Data section start

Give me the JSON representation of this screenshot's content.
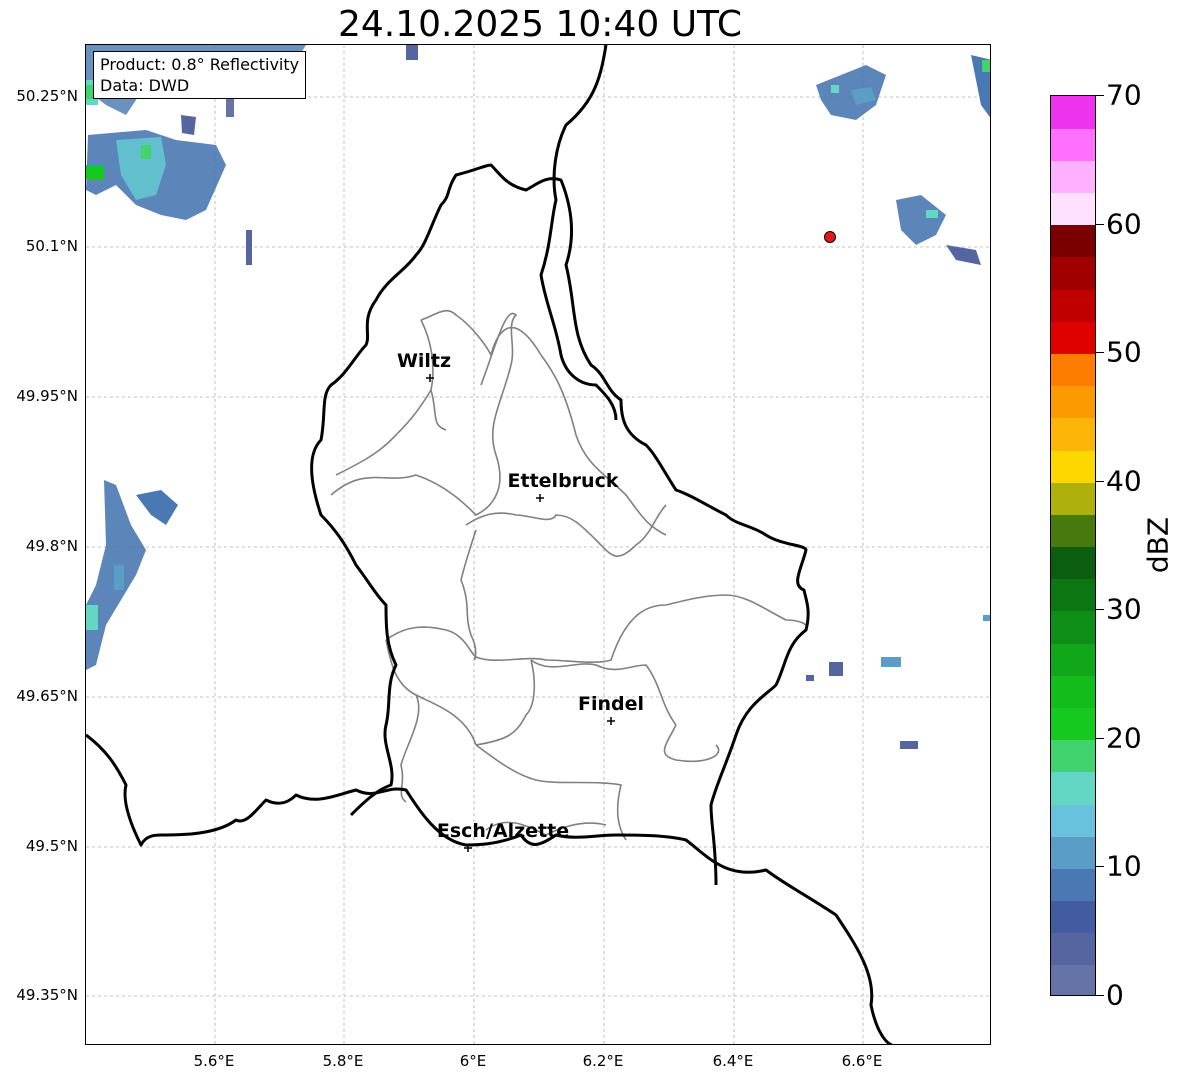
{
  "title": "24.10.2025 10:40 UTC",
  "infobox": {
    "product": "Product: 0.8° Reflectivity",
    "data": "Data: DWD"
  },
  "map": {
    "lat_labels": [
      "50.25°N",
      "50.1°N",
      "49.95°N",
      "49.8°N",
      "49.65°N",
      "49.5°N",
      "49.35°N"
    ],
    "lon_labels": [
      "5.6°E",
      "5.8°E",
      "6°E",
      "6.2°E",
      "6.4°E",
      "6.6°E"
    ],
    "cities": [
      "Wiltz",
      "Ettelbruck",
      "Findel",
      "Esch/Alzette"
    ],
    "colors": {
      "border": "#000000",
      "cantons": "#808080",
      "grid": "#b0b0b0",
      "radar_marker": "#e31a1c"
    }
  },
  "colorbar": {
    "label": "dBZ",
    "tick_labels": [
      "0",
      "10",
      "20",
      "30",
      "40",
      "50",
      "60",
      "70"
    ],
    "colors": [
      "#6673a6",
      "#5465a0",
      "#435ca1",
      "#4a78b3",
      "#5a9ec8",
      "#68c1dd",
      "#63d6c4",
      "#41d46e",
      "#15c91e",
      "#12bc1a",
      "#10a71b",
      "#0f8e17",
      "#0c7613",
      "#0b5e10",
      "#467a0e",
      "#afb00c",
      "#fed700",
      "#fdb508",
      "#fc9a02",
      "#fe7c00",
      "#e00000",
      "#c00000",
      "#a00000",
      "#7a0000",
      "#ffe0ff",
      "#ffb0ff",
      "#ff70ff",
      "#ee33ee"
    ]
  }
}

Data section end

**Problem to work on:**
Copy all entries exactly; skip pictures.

**Solution to this task:**
Give me the JSON representation of this screenshot's content.
{
  "title": "24.10.2025 10:40 UTC",
  "infobox": {
    "product": "Product: 0.8° Reflectivity",
    "data": "Data: DWD"
  },
  "map": {
    "lat_labels": [
      "50.25°N",
      "50.1°N",
      "49.95°N",
      "49.8°N",
      "49.65°N",
      "49.5°N",
      "49.35°N"
    ],
    "lon_labels": [
      "5.6°E",
      "5.8°E",
      "6°E",
      "6.2°E",
      "6.4°E",
      "6.6°E"
    ],
    "cities": [
      "Wiltz",
      "Ettelbruck",
      "Findel",
      "Esch/Alzette"
    ],
    "colors": {
      "border": "#000000",
      "cantons": "#808080",
      "grid": "#b0b0b0",
      "radar_marker": "#e31a1c"
    }
  },
  "colorbar": {
    "label": "dBZ",
    "tick_labels": [
      "0",
      "10",
      "20",
      "30",
      "40",
      "50",
      "60",
      "70"
    ],
    "colors": [
      "#6673a6",
      "#5465a0",
      "#435ca1",
      "#4a78b3",
      "#5a9ec8",
      "#68c1dd",
      "#63d6c4",
      "#41d46e",
      "#15c91e",
      "#12bc1a",
      "#10a71b",
      "#0f8e17",
      "#0c7613",
      "#0b5e10",
      "#467a0e",
      "#afb00c",
      "#fed700",
      "#fdb508",
      "#fc9a02",
      "#fe7c00",
      "#e00000",
      "#c00000",
      "#a00000",
      "#7a0000",
      "#ffe0ff",
      "#ffb0ff",
      "#ff70ff",
      "#ee33ee"
    ]
  }
}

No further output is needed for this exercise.